    on and off), hence my post here. I'm looking for python advice on how
    to implement this effectively. I love python and would like to use it
    well.

    As for vague subject, I've not found a strong correlation between
    subject line and number or depth of responses. Perhaps today the
    curious looked at it. But at other times, even with a quite specific
    subject, no replies come. Such is life.
     
    , Apr 28, 2005
    #5
  6. chris

    Guest

    Hi Bengt

    OK, that's right. So I'm curious how you did this. And any comments on
    how to collect coefficients of like powers in your result.

    Be Well and Happy Always

    Chris
     
    , Apr 28, 2005
    #6
  7. chris

    bgs Guest

    You could probably use scipy.base.polynomial, but it's easy enough to
    implement a polynomial yourself. Just use a dict-- each key represents
    the power and each value the coefficient of the polynomial.

    You didn't say exactly how efficient you need this. It takes only a
    couple seconds to sum 100 of the b(k)'s using the implementation below.
    This gets you roots out to about A=500.

    Perhaps there are bugs in the below implementation. Either way, you
    can compare your results and its results and if they're not the same,
    well then there's a problem.


    ------------------------------------------
    from rational import rational #get from bitconjurer.org/rational.py

    def add(a, b, s=1):
    c = {}
    for k, v in b.items():
    if not a.has_key(k):
    c[k] = s*v
    for k, v in a.items():
    vb = b.get(k, 0)
    c[k] = a[k] + s*vb
    return c

    def raise1(a):
    b = {}
    for k, v in a.items():
    b[k+1] = v
    return b

    def scale(a, s):
    b = {}
    for k, v in a.items():
    b[k] = v*s
    return b

    def eval(x, p):
    s = 0.0
    for k, v in p.items():
    s = s + float(v.num)/float(v.den)*x**k
    return s

    b = {-3 : {}, -2 : {}, -1 : {}, 0 : {0:rational(1,1)}, 1 : {}}

    N = 100
    for k in range(2,N):
    b[k] = scale(raise1(add(b[k-5],b[k-2],-1)),rational(1,k**2))
    o = [b[0]]
    for k in range(1, N):
    o.append(add(o[-1], b[k]))

    for x in range(0,800):
    print x, eval(x, o[-3]), eval(x, o[-2]), eval(x, o[-1])
    # o[-1],o[-2], and o[-3] start to split around x = 500
     
    bgs, Apr 28, 2005
    #7
  8. chris
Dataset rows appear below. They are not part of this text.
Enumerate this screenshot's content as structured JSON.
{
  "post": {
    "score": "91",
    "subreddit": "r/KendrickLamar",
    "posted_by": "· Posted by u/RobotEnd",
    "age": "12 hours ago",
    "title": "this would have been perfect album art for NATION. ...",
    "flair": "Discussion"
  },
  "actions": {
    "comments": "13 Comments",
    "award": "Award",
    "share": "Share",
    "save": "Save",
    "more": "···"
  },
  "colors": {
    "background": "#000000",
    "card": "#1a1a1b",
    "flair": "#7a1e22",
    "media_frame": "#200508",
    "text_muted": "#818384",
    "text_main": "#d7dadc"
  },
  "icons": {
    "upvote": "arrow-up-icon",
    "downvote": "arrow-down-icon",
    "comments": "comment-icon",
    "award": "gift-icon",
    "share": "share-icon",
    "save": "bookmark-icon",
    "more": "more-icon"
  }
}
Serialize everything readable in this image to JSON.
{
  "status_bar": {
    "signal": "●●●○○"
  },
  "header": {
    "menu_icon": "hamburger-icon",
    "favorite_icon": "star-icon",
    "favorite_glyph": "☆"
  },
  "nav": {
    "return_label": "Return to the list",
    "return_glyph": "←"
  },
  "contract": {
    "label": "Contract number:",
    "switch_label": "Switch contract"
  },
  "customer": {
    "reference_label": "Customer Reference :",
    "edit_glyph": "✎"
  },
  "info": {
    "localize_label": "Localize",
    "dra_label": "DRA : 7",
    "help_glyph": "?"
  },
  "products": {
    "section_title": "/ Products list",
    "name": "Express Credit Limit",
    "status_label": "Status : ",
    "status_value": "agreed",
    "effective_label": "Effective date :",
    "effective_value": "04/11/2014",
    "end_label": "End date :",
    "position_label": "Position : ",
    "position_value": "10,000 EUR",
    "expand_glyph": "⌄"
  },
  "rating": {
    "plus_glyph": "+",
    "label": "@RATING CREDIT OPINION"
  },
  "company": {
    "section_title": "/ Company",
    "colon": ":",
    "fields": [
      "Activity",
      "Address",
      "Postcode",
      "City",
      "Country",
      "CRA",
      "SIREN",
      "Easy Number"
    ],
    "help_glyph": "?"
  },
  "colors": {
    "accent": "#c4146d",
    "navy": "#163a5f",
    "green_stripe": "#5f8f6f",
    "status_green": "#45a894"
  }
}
    bwaha Guest

    Hi bgs

    Many thanks. This generates the correct coefficients. I am studying
    your implementation now. I've not used a dictionary of dictionaries
    before so there's a bit of a learning curve going on right now. However
    I can see that b[k] holds the relevant info (coefficients and powers)
    so I can easily modify it to collect terms with like powers. As for
    speed, its not a concern. Thanks again.

    bwaha Chris
     
    bwaha, Apr 28, 2005
    #8
    1. Advertising

Want to reply to this thread or ask your own question?

It takes just 2 minutes to sign up (and it's free!). Just click the sign up button to choose a username and then you can ask your own questions on the forum.
Similar Threads
  1. GriffithsJ

    Book suggestions

    GriffithsJ, Aug 15, 2003, in forum: ASP .Net
    Replies:
    1
    Views:
    903
    Wayne Wengert
    Aug 16, 2003
  2. Jeff Gaines

    Book Suggestions Please!

    Jeff Gaines, Sep 8, 2003, in forum: ASP .Net
    Replies:
    9
    Views:
    527
    William Ryan
    Sep 28, 2003
  3. JerryK
    Replies:
    2
    Views:
    600
    Ray Cassick \(Home\)
    Jan 29, 2004
  4. Victor Hannak
    Replies:
    1
    Views:
    567
    Mike Treseler
    Nov 25, 2003
  5. Maxim
    Replies:
    0
    Views:
    420
    Maxim
    Jul 7, 2003
Loading...

Share This Page